Interest continues to grow in photonic and phononic analogues of topological electronic phases. These systems are typically non-interacting, and have the same band structure and edge state structure as their fermionic counterparts. In this talk, I’ll discuss recent theory work in my group on a class of bosonic systems where this correspondence fails.  They involve using parametric “two-photon” driving, and have Hamiltonians that superficially resemble those of topological superconductors.  Among the surprising effects that emerge are the presence of topologically-protected instabilities that can be harnessed for non-reciprocal quantum amplification, and effective non-Hermitian dynamics in a bosonic analogue of the Kitaev-Majorana chain.   I’ll discuss how these ideas could be realized in a variety of different experimental platforms, including superconducting quantum circuits and optomechanics.

 

1080 Physics Research Building - Smith Seminar Room Department of Physics physics@osu.edu America/New_York public
Description

Interest continues to grow in photonic and phononic analogues of topological electronic phases.
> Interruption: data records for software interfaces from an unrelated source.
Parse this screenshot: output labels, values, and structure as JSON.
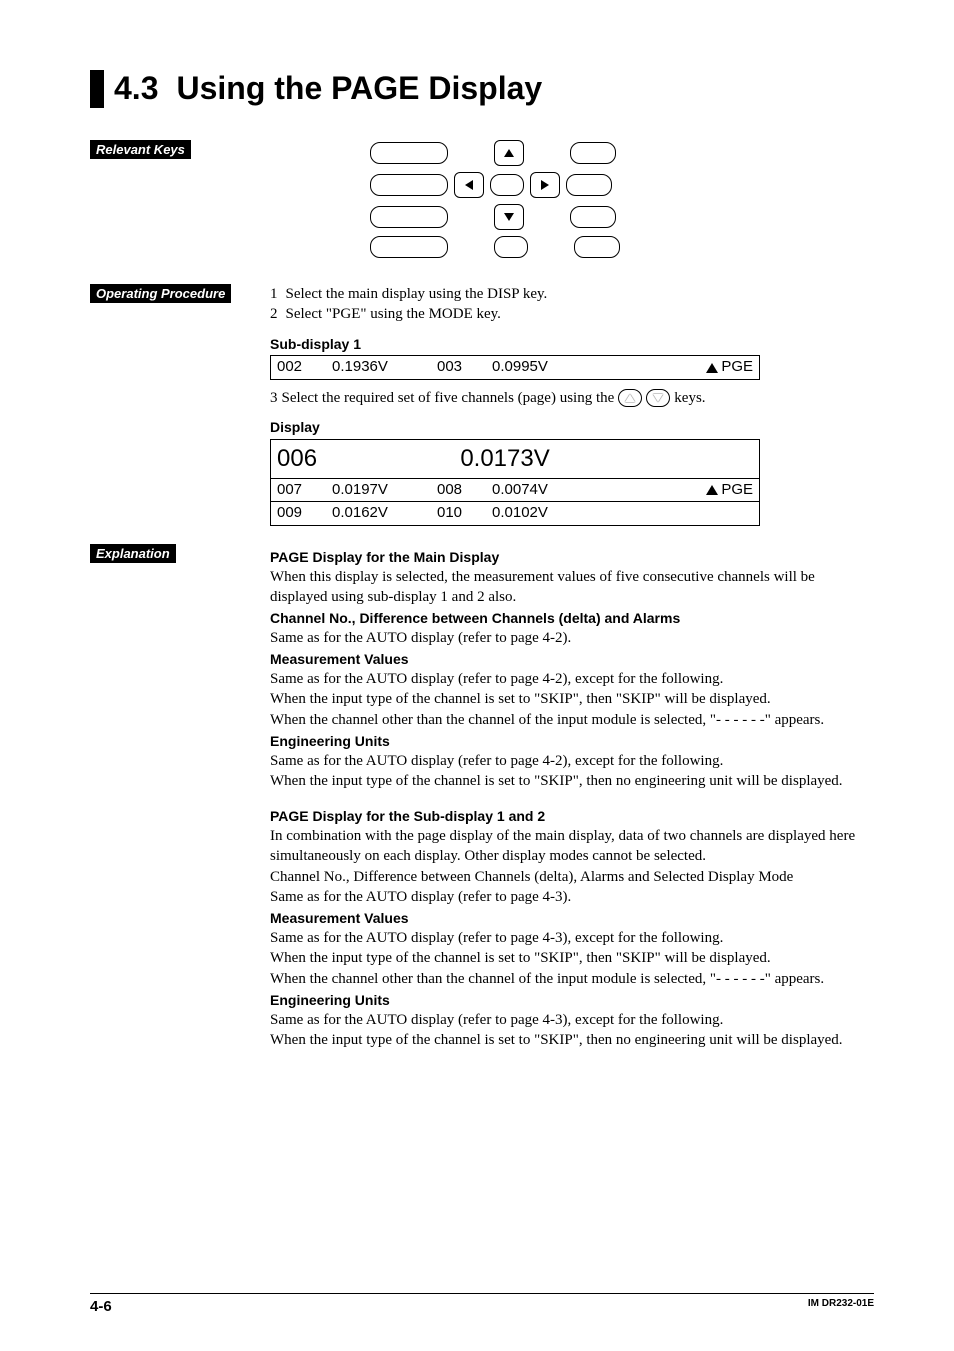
{
  "title": {
    "number": "4.3",
    "text": "Using the PAGE Display"
  },
  "labels": {
    "relevant_keys": "Relevant Keys",
    "operating_procedure": "Operating Procedure",
    "explanation": "Explanation"
  },
  "procedure": {
    "s1_num": "1",
    "s1": "Select the main display using the DISP key.",
    "s2_num": "2",
    "s2": "Select \"PGE\" using the MODE key.",
    "s3_num": "3",
    "s3a": "Select the required set of five channels (page) using the",
    "s3b": "keys."
  },
  "subdisplay1": {
    "label": "Sub-display 1",
    "row": {
      "ch1": "002",
      "v1": "0.1936V",
      "ch2": "003",
      "v2": "0.0995V",
      "mode": "PGE"
    }
  },
  "display": {
    "label": "Display",
    "main": {
      "ch": "006",
      "val": "0.0173V"
    },
    "r1": {
      "ch1": "007",
      "v1": "0.0197V",
      "ch2": "008",
      "v2": "0.0074V",
      "mode": "PGE"
    },
    "r2": {
      "ch1": "009",
      "v1": "0.0162V",
      "ch2": "010",
      "v2": "0.0102V"
    }
  },
  "explanation": {
    "h1": "PAGE Display for the Main Display",
    "p1": "When this display is selected, the measurement values of five consecutive channels will be displayed using sub-display 1 and 2 also.",
    "sh1": "Channel No., Difference between Channels (delta) and Alarms",
    "p2": "Same as for the AUTO display (refer to page 4-2).",
    "sh2": "Measurement Values",
    "p3": "Same as for the AUTO display (refer to page 4-2), except for the following.",
    "p4": "When the input type of the channel is set to \"SKIP\", then \"SKIP\" will be displayed.",
    "p5": "When the channel other than the channel of the input module is selected, \"- - - - - -\" appears.",
    "sh3": "Engineering Units",
    "p6": "Same as for the AUTO display (refer to page 4-2), except for the following.",
    "p7": "When the input type of the channel is set to \"SKIP\", then no engineering unit will be displayed.",
    "h2": "PAGE Display for the Sub-display 1 and 2",
    "p8": "In combination with the page display of the main display, data of two channels are displayed here simultaneously on each display. Other display modes cannot be selected.",
    "p9": "Channel No., Difference between Channels (delta), Alarms and Selected Display Mode",
    "p10": "Same as for the AUTO display (refer to page 4-3).",
    "sh4": "Measurement Values",
    "p11": "Same as for the AUTO display (refer to page 4-3), except for the following.",
    "p12": "When the input type of the channel is set to \"SKIP\", then \"SKIP\" will be displayed.",
    "p13": "When the channel other than the channel of the input module is selected, \"- - - - - -\" appears.",
    "sh5": "Engineering Units",
    "p14": "Same as for the AUTO display (refer to page 4-3), except for the following.",
    "p15": "When the input type of the channel is set to \"SKIP\", then no engineering unit will be displayed."
  },
  "footer": {
    "page": "4-6",
    "doc": "IM DR232-01E"
  }
}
These systems are typically non-interacting, and have the same band structure and edge state structure as their fermionic counterparts. In this talk, I’ll discuss recent theory work in my group on a class of bosonic systems where this correspondence fails.  They involve using parametric “two-photon” driving, and have Hamiltonians that superficially resemble those of topological superconductors.  Among the surprising effects that emerge are the presence of topologically-protected instabilities that can be harnessed for non-reciprocal quantum amplification, and effective non-Hermitian dynamics in a bosonic analogue of the Kitaev-Majorana chain.   I’ll discuss how these ideas could be realized in a variety of different experimental platforms, including superconducting quantum circuits and optomechanics.